USDA Improves Crop Insurance for Hemp Producers
In response to feedback received from the producers, the U.S. Department of Agriculture (USDA) is improving crop insurance for hemp. USDA’s Risk Management Agency (RMA) is strengthening the hemp crop insurance policy by adding flexibilities around how producers work with processors as well as improving consistency with the most recent USDA hemp regulation.
“Hemp is an emerging crop, and we are working with hemp producers to provide insurance options that make sense for producers and for insurance providers,” RMA Administrator Marcia Bunger said. “RMA has worked to expand and refine our offerings to be responsive and dynamic.”
RMA revised the policy to add flexibility to the insurability requirements for hemp under contract. Producers are no longer required to deliver hemp without economic value for insurability. However, contracts between producers and processors may still include delivery requirements. Additionally, RMA clarified how the amount of insurable acreage is determined if the processor contract specifies both an acreage and a production amount. This change was made in the policy to ensure producers know how their insurable acreage is determined for those contracts.

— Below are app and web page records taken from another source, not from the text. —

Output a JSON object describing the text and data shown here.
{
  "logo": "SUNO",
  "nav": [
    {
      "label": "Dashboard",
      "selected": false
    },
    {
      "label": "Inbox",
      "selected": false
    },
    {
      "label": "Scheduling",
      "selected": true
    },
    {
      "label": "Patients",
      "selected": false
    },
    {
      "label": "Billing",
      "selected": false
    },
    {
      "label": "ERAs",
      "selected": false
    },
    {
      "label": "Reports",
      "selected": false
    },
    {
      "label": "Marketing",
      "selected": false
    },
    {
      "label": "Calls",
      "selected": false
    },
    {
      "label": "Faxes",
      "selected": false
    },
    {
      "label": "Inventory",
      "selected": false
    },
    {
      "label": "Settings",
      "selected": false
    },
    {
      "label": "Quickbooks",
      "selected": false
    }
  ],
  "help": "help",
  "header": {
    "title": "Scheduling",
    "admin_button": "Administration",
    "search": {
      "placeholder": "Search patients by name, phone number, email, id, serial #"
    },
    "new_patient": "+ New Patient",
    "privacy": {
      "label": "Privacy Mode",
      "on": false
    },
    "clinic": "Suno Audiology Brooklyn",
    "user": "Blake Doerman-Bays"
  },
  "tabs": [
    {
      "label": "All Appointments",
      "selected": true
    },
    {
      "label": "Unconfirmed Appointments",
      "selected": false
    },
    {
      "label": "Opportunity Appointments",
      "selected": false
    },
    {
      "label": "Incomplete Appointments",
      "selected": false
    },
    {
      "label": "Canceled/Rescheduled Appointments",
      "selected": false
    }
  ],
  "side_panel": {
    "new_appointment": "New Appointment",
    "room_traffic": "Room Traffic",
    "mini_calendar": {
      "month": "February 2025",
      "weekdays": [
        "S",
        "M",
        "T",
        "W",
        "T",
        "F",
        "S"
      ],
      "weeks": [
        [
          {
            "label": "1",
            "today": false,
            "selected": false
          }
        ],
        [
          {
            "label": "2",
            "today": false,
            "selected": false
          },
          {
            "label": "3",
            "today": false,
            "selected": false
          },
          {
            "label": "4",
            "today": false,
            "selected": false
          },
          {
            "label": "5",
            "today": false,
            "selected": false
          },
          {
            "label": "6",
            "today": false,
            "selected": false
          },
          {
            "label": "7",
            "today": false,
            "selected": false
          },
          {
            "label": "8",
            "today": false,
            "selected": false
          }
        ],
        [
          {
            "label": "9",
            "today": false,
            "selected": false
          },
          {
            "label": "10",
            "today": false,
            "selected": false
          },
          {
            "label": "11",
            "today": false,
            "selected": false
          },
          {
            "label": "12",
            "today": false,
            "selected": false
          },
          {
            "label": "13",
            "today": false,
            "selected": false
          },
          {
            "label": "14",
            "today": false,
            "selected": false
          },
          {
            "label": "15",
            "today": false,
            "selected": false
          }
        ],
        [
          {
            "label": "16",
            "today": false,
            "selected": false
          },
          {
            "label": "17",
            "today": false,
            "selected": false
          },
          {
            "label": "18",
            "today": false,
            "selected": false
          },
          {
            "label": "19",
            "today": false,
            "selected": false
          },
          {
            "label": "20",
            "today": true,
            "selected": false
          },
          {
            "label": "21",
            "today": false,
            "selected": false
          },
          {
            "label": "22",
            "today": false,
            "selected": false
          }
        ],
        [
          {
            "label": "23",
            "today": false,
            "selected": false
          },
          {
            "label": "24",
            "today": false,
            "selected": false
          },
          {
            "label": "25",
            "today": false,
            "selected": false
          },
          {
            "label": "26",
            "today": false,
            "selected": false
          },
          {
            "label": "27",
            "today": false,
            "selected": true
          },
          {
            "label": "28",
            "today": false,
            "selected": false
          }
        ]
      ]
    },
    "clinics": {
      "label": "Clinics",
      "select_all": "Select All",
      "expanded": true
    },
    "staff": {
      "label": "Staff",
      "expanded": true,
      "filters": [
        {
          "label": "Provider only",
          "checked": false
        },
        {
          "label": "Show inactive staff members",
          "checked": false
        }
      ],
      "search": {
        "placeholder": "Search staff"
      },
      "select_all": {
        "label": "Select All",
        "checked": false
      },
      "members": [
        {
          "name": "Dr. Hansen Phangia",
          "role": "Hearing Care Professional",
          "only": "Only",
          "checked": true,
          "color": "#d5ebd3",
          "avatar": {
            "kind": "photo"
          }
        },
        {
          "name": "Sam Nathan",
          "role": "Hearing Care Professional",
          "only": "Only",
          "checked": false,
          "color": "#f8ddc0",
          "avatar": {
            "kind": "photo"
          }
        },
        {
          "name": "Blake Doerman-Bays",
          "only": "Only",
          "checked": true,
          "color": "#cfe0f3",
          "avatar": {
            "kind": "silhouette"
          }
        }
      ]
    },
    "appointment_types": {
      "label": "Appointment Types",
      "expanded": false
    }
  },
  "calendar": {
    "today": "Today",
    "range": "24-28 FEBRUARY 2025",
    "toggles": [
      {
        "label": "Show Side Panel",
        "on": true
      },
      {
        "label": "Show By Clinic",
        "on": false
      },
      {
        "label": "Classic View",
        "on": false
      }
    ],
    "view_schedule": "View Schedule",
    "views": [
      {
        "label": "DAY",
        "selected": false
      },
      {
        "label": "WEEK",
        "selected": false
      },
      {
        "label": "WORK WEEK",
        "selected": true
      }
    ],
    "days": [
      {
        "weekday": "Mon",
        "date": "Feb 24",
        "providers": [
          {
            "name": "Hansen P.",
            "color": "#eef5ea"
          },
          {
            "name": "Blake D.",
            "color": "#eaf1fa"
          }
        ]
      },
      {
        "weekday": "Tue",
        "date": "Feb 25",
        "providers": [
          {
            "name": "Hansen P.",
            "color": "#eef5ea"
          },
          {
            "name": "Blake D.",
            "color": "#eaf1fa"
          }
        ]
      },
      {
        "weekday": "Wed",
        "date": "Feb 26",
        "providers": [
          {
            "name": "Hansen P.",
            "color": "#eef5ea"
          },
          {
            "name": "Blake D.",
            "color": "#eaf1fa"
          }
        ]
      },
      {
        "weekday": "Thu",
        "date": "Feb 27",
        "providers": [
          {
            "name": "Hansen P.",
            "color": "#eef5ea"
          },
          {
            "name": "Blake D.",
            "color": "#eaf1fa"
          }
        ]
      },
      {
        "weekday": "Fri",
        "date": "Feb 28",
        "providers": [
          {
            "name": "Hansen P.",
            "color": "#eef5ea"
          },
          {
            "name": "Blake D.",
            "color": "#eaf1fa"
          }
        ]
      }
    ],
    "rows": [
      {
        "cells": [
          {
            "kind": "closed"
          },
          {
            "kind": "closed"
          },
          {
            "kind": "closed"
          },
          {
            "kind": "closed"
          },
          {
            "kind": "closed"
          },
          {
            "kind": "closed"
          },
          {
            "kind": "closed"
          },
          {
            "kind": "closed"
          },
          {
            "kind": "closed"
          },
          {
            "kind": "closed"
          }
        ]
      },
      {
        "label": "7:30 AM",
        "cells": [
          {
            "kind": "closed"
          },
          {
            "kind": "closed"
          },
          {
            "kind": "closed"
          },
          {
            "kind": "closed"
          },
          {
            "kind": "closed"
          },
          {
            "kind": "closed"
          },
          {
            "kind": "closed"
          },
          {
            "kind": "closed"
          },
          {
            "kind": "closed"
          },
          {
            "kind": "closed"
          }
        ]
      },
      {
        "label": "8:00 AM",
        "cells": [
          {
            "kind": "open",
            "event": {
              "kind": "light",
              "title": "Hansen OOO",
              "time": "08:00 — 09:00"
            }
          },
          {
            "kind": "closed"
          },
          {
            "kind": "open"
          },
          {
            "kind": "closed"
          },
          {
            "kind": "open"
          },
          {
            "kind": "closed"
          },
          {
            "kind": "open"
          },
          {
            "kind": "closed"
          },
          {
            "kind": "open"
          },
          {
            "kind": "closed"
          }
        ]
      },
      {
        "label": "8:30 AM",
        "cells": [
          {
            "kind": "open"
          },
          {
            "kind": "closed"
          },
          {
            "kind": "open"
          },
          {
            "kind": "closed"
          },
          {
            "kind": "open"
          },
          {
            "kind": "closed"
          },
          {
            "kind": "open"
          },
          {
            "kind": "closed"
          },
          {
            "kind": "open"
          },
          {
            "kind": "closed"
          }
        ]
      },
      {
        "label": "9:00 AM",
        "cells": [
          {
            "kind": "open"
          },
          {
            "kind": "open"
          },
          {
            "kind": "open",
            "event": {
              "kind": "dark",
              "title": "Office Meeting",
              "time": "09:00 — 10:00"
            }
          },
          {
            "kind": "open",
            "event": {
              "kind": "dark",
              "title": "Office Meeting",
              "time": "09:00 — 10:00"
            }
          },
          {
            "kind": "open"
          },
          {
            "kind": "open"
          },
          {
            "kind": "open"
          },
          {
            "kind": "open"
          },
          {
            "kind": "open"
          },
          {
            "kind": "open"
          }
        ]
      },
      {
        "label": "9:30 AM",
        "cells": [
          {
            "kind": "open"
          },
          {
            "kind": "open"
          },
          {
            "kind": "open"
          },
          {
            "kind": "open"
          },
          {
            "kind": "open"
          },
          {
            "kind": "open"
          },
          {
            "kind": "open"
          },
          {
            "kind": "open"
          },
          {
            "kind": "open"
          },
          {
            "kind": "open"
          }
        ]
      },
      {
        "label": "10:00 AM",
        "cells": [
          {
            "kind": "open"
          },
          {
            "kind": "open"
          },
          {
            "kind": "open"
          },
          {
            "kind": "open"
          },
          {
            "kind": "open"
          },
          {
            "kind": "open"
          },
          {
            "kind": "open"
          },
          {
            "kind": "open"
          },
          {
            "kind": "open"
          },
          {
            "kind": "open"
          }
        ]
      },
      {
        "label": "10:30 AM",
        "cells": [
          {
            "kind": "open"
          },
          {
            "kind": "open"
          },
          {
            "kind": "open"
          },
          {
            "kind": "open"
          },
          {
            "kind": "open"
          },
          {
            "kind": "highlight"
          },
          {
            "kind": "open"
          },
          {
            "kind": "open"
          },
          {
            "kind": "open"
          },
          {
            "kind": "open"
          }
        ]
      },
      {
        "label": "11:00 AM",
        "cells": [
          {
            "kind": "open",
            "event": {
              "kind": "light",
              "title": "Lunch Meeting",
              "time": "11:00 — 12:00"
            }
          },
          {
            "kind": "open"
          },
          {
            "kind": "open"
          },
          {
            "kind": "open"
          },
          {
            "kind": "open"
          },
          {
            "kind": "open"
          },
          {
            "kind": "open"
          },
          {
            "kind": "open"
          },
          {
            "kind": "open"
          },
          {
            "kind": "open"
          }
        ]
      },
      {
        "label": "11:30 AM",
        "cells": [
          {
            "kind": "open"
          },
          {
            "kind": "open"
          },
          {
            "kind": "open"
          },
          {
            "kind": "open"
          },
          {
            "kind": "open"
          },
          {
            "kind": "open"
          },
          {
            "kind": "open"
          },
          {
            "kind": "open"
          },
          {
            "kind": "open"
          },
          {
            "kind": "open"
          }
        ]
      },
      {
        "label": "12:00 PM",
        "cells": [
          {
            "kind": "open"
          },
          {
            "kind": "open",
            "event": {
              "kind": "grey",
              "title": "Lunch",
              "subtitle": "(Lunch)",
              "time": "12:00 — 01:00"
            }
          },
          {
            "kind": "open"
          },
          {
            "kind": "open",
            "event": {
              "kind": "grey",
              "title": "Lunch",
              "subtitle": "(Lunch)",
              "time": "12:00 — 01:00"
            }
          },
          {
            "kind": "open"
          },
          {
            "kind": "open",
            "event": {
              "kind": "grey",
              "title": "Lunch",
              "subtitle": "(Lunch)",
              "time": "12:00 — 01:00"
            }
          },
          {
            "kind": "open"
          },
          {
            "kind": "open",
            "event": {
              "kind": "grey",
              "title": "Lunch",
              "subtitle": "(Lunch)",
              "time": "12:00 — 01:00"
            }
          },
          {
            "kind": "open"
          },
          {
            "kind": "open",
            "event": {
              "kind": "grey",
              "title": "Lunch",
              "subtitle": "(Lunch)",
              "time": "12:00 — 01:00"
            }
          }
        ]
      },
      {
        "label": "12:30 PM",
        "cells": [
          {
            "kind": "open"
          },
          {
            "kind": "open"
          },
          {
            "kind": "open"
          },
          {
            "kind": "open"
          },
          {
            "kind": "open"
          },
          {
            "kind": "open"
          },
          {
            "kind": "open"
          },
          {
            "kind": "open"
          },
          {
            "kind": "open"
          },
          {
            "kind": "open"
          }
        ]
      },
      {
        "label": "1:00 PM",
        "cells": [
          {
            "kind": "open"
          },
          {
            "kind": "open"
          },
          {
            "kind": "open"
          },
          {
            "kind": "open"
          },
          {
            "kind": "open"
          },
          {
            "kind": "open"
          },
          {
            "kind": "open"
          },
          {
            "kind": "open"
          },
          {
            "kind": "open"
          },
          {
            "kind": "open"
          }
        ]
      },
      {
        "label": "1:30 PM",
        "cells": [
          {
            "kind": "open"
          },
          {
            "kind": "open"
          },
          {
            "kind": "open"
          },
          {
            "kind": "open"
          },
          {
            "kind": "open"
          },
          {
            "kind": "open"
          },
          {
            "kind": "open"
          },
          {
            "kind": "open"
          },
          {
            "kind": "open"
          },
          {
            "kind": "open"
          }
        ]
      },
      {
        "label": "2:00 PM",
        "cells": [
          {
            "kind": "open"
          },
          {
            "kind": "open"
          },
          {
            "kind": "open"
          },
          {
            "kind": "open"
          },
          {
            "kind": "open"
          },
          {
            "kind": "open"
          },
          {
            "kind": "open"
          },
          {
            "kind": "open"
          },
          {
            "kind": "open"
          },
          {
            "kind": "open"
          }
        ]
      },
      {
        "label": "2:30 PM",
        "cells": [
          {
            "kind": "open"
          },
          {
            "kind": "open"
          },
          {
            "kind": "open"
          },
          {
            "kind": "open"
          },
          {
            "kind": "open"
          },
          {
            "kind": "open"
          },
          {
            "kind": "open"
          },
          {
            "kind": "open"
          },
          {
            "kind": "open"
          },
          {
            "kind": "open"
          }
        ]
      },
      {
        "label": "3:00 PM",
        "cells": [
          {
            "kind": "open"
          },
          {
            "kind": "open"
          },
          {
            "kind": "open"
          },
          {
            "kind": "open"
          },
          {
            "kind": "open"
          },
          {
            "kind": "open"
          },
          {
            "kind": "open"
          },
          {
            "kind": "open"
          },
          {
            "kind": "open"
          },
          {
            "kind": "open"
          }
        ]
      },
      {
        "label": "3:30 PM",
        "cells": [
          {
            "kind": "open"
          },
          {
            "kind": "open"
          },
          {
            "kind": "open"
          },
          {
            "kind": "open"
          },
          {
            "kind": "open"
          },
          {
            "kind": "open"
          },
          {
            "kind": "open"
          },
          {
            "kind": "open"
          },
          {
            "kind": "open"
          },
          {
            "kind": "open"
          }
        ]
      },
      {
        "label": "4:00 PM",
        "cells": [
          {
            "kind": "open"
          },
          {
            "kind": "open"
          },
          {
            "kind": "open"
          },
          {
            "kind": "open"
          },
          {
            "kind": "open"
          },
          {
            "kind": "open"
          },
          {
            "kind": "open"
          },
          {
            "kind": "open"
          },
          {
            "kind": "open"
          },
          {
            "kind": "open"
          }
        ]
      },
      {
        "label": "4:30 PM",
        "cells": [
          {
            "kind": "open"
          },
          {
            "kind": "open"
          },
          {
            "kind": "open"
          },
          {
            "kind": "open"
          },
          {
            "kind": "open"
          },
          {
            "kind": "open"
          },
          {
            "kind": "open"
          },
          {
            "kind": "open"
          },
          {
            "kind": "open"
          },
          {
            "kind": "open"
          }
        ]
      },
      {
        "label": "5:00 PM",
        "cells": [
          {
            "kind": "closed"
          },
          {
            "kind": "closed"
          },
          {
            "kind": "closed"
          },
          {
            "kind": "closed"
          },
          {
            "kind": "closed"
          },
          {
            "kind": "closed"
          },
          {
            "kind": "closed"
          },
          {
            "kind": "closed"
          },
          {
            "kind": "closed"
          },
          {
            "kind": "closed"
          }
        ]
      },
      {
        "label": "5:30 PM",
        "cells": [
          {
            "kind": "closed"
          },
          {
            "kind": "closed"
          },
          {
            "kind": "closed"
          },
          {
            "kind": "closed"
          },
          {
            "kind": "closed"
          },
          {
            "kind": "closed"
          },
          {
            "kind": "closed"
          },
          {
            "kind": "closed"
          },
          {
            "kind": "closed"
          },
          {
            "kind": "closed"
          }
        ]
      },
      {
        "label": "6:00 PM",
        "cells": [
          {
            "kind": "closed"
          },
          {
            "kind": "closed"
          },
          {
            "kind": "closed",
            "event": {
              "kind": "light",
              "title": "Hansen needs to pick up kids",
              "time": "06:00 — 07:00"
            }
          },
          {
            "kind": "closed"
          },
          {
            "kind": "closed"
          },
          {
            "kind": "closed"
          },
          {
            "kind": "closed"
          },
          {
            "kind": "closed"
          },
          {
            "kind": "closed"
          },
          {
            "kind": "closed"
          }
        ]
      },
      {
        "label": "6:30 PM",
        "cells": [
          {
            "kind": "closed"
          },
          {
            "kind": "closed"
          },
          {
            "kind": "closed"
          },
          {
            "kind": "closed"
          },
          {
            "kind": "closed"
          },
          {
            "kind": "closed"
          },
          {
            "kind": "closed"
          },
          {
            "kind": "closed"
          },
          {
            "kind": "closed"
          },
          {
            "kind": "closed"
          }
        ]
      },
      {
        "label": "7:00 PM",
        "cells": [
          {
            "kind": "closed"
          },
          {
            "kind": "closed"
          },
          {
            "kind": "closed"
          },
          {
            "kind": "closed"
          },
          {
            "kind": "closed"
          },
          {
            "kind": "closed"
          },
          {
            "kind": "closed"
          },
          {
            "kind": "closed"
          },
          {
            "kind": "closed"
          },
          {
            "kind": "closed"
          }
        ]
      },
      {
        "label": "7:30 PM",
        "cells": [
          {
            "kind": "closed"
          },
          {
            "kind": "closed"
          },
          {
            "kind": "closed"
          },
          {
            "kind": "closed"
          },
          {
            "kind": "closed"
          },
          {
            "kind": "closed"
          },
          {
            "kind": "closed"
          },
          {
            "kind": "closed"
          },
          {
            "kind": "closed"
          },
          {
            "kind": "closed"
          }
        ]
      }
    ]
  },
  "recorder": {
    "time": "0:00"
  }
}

To ensure consistency across USDA, RMA updated references to regulations, including the Agriculture Marketing Service final rule, which took effect March 22, 2021.
Additionally, RMA added a new requirement for producers who grow direct-seeded hemp, or hemp grown from seeds planted in the ground. Before insurance attaches, producers must have acreage inspected and must have a minimum of 1,200 live plants per acre. This requirement was added to align direct-seeded hemp with the common farming practice for transplanted Cannabidiol (CBD) of transplanting at least 1,200 live plants per acre.
About the Hemp Policy
The hemp crop insurance policy provides Actual Production History (APH) coverage against loss of yield due to insurable causes of loss for hemp grown for fiber, grain, or CBD oil. The Farm Bill defines hemp as containing 0.3% or less tetrahydrocannabinol (THC) on a dry-weight basis. Hemp having THC above the federal statutory compliance level of 0.3% is an uninsurable or ineligible cause of loss and will result in the hemp production being ineligible for production history purposes.
The hemp crop insurance policy is available in certain counties within 25 states: Alabama, Arizona, Arkansas, California, Colorado, Illinois, Indiana, Kansas, Kentucky, Maine, Michigan, Minnesota, Montana, Nevada, New Mexico, New York, North Carolina, North Dakota, Oklahoma, Oregon, Pennsylvania, Tennessee, Texas, Virginia, and Wisconsin.
In 2021, hemp producers insured 12,189 acres and 59 policies to protect $10.9 million in liabilities.
Other Coverage for Hemp
In addition to the APH crop insurance policy, coverage for hemp is available through Whole-Farm Revenue Protection, the Nursery crop insurance program, and the Nursery Value Select pilot crop insurance program. Additionally, the Noninsured Crop Disaster Assistance Program coverage, offered through USDA’s Farm Service Agency (FSA), protects against losses associated with lower yields, destroyed crops or prevented planting where no permanent federal crop insurance program is available.
The 2018 Farm Bill reclassified and legalized the regulated production of industrial hemp as an agricultural commodity (it is now legal to grow industrial hemp). Hemp producers can learn more at farmers.gov/hemp.
Crop insurance is sold and delivered solely through private crop insurance agents. A list of crop insurance agents is available at all USDA Service Centers and online at the RMA Agent Locator. Learn more about crop insurance and the modern farm safety net at www.rma.usda.gov.
USDA touches the lives of all Americans each day in so many positive ways. In the Biden-Harris Administration, USDA is transforming America’s food system with a greater focus on more resilient local and regional food production, fairer markets for all producers, ensuring access to safe, healthy, and nutritious food in all communities, building new markets and streams of income for farmers and producers using climate smart food and forestry practices, making historic investments in infrastructure and clean energy capabilities in rural America, and committing to equity across the Department by removing systemic barriers and building a workforce more representative of America. To learn more, visit www.usda.gov.